MATERIALS PROVIDED: Begin
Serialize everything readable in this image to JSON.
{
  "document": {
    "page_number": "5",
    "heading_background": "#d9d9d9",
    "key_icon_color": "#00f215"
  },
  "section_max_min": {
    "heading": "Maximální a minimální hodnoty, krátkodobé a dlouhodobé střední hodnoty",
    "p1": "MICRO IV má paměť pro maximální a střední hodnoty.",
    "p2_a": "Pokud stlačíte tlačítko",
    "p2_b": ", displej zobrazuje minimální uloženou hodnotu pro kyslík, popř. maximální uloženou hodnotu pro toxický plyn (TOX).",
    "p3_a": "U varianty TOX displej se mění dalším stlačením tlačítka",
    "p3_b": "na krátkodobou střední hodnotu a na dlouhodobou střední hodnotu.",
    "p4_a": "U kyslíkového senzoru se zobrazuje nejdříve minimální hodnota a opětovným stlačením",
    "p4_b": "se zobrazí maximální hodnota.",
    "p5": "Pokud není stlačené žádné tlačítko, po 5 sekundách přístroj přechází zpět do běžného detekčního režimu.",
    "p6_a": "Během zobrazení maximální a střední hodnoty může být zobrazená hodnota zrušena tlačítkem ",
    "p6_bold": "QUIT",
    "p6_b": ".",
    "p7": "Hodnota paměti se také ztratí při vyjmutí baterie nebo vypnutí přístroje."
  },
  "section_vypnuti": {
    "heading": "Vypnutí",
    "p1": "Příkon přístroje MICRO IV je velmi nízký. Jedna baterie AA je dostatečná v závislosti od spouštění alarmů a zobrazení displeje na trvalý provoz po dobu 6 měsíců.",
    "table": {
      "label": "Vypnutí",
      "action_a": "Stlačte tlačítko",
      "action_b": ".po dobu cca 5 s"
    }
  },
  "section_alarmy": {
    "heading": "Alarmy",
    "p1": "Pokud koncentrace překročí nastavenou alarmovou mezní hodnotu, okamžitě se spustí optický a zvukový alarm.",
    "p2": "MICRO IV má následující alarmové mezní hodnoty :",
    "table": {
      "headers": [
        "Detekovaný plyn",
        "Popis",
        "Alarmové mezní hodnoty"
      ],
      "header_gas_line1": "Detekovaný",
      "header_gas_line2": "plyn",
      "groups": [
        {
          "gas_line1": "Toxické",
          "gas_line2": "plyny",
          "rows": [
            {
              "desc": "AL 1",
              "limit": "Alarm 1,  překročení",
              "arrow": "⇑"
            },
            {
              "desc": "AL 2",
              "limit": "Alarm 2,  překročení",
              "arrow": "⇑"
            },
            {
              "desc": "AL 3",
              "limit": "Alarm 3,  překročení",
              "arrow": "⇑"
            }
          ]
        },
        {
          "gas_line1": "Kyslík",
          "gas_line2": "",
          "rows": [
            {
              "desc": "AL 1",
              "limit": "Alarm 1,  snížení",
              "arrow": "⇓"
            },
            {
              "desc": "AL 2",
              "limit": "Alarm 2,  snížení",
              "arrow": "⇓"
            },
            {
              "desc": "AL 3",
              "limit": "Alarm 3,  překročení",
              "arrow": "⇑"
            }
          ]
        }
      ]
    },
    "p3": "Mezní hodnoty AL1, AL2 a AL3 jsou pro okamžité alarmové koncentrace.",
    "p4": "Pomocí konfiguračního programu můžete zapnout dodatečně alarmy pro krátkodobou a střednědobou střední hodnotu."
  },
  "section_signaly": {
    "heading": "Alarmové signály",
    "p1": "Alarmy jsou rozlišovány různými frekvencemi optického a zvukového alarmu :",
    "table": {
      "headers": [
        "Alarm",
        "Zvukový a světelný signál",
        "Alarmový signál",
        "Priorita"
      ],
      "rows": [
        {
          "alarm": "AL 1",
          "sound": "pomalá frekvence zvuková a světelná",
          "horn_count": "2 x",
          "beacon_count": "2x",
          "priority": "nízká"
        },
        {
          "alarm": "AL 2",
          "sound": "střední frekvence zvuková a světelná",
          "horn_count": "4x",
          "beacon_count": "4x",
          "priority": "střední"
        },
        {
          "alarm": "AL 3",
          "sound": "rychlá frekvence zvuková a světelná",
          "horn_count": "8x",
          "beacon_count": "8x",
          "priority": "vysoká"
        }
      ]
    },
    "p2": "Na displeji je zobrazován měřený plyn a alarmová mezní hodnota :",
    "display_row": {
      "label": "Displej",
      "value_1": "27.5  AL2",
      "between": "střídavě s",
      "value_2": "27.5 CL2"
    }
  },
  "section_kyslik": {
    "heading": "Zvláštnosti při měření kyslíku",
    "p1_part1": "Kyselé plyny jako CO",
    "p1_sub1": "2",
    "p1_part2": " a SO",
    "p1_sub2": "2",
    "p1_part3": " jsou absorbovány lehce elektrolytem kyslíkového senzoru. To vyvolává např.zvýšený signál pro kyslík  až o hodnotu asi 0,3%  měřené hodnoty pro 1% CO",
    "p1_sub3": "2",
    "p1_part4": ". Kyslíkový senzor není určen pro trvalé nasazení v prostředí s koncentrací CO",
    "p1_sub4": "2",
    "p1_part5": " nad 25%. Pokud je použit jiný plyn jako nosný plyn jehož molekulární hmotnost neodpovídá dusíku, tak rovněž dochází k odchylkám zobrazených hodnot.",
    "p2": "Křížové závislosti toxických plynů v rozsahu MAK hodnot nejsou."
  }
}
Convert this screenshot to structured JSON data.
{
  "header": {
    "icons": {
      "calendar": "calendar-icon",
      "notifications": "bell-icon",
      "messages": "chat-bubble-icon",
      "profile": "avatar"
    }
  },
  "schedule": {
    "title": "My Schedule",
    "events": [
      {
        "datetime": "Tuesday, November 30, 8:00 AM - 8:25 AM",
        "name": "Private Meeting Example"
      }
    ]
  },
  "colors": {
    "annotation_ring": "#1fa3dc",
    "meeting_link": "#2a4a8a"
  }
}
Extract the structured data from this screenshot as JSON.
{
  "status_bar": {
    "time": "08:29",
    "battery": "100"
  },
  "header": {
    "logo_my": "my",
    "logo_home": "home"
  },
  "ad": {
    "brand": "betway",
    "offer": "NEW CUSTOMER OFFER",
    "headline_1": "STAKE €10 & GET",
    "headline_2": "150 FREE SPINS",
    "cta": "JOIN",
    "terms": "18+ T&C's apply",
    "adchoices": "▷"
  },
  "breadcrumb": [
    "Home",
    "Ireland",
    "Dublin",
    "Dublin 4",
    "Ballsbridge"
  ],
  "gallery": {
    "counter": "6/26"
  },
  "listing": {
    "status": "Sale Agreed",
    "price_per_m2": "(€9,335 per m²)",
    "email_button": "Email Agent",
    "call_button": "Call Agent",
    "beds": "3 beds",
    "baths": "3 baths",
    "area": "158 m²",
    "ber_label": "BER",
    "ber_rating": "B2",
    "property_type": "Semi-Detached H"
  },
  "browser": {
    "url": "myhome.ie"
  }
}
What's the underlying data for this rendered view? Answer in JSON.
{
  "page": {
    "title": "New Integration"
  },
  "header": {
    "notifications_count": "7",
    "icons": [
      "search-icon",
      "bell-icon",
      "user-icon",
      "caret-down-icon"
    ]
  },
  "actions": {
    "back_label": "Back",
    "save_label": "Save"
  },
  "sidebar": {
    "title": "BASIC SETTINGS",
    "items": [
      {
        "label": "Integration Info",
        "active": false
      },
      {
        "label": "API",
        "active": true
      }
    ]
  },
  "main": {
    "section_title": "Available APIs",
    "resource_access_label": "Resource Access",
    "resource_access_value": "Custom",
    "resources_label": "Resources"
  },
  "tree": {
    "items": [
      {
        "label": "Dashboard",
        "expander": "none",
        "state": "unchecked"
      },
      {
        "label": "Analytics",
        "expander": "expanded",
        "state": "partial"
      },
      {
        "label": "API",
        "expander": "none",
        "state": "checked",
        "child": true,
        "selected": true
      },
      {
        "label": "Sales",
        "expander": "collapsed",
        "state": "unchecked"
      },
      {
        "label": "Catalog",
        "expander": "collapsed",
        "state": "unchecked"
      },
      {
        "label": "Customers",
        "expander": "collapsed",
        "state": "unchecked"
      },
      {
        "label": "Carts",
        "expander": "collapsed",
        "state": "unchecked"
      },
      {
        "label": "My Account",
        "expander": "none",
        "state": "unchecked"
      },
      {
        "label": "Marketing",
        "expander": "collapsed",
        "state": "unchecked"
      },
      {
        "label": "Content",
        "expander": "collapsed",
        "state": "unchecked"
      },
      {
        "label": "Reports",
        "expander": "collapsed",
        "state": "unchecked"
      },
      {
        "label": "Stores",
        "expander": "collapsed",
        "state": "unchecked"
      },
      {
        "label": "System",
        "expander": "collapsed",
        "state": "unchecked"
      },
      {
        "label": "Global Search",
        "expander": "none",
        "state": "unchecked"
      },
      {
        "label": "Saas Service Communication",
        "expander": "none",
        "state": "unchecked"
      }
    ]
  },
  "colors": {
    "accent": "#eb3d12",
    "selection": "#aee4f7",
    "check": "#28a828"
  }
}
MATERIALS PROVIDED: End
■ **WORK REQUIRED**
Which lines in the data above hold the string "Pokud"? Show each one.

■ **RESULT FOR THIS EXERCISE**
    "p2_a": "Pokud stlačíte tlačítko",
    "p5": "Pokud není stlačené žádné tlačítko, po 5 sekundách přístroj přechází zpět do běžného detekčního režimu.",
    "p1": "Pokud koncentrace překročí nastavenou alarmovou mezní hodnotu, okamžitě se spustí optický a zvukový alarm.",
    "p1_part5": " nad 25%. Pokud je použit jiný plyn jako nosný plyn jehož molekulární hmotnost neodpovídá dusíku, tak rovněž dochází k odchylkám zobrazených hodnot.",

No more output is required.